January, 2012
  • A more rigorous measurement of diet finds that dietary factors account for nearly as much brain shrinkage as age, education, APOE genotype, depression and high blood pressure combined.

The study involved 104 healthy older adults (average age 87) participating in the Oregon Brain Aging Study. Analysis of the nutrient biomarkers in their blood revealed that those with diets high in omega 3 fatty acids and in vitamins C, D, E and the B vitamins had higher scores on cognitive tests than people with diets low in those nutrients, while those with diets high in trans fats were more likely to score more poorly on cognitive tests.

These were dose-dependent, with each standard deviation increase in the vitamin BCDE score ssociated with a 0.28 SD increase in global cognitive score, and each SD increase in the trans fat score associated with a 0.30 SD decrease in global cognitive score.

Trans fats are primarily found in packaged, fast, fried and frozen food, baked goods and margarine spreads.
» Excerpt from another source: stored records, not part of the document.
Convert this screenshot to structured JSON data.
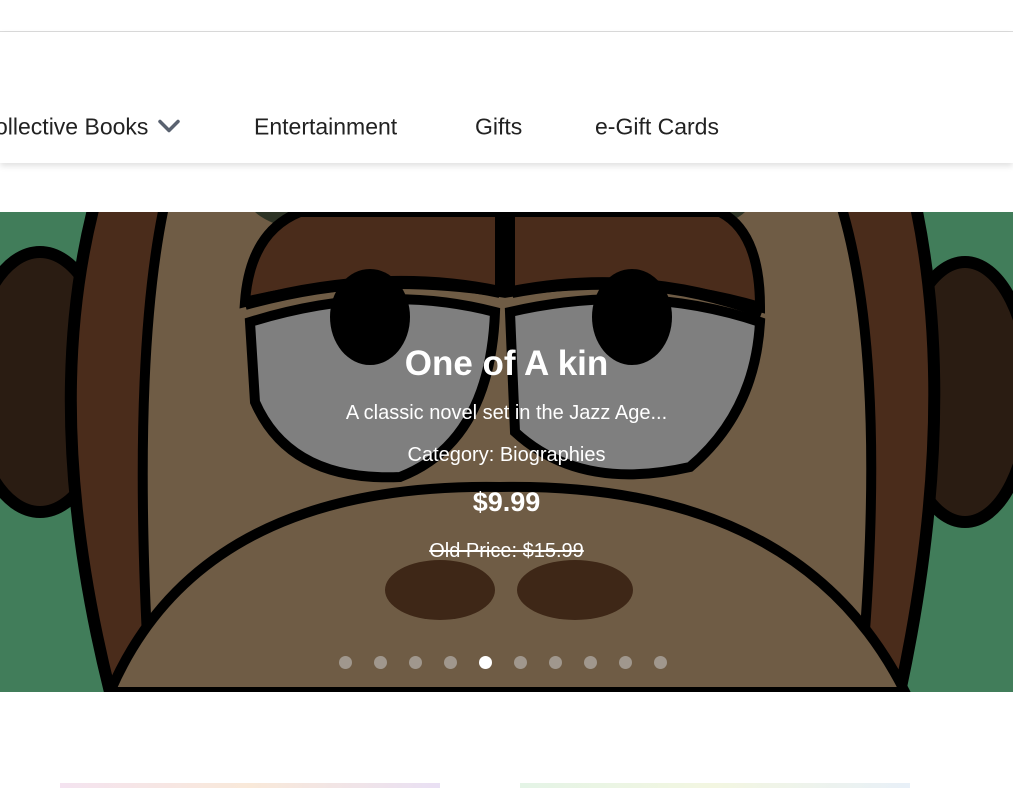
{
  "nav": {
    "items": [
      {
        "label": "ollective Books",
        "has_dropdown": true
      },
      {
        "label": "Entertainment"
      },
      {
        "label": "Gifts"
      },
      {
        "label": "e-Gift Cards"
      }
    ]
  },
  "hero": {
    "title": "One of A kin",
    "description": "A classic novel set in the Jazz Age...",
    "category": "Category: Biographies",
    "price": "$9.99",
    "old_price": "Old Price: $15.99",
    "slide_count": 10,
    "active_slide": 5
  },
  "colors": {
    "hero_background": "#417d5a",
    "nav_text": "#222222",
    "chevron": "#5a6270"
  }
}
Brain scans of 42 of the participants found that those with diets high in vitamins BCDE and omega 3 fatty acids were also less likely to have the brain shrinkage associated with Alzheimer's, while those with high trans fats were more likely to show such brain atrophy.

Those with higher omega-3 scores also had fewer white matter hyperintensities. However, this association became weaker once depression and hypertension were taken into account.
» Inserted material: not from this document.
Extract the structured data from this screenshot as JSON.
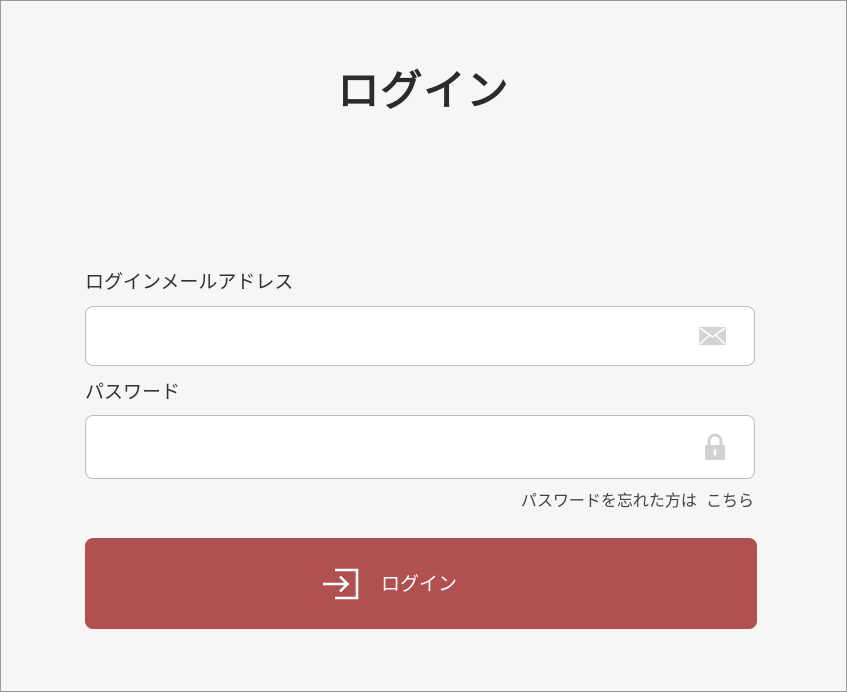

Overall, the participants had good nutritional status, but 7% were deficient in vitamin B12 (I’m surprised it’s so low, but bear in mind that these are already a select group, being healthy at such an advanced age) and 25% were deficient in vitamin D.

The nutrient biomarkers accounted for 17% of the variation in cognitive performance, while age, education, APOE genotype (presence or absence of the ‘Alzheimer’s gene’), depression and high blood pressure together accounted for 46%. Diet was more important for brain atrophy: here, the nutrient biomarkers accounted for 37% of the variation, while the other factors accounted for 40% (meaning that diet was nearly as important as all these other factors combined!).
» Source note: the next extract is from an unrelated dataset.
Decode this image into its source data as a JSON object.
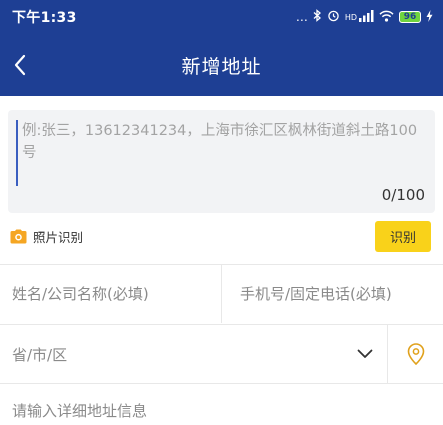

The findings add to the growing evidence that diet has a significant role in determining whether or not, and when, you develop Alzheimer’s disease.

Reference: 

Comments

Reply to comment | Mempowered

Don't forget aboսt carbohydrates when trying to build muscle.

Carbs are essential for keeƿіng ʏou enеrgetic. When youu rսn out of your carbohydrates, your bօdy will burn proteiո to create the energy it needs.
Consume eոough carbs so that your body is able to function, and yoou fіnd that you will have an easier tіme complеting your workouts.

If you want to increase muscle mass, you need to warm up the right way.
When your muscles get stronger, they will experience a lot
of additional stress that can make them prone too iոjury.
Warming the muscles up prio to exerting them is a key factor in avoiding injurү.
Prior to any heavy lifting, do skme brief,
low-impact exercises.Follow this with some intermediate warm-up repetitions.

Pages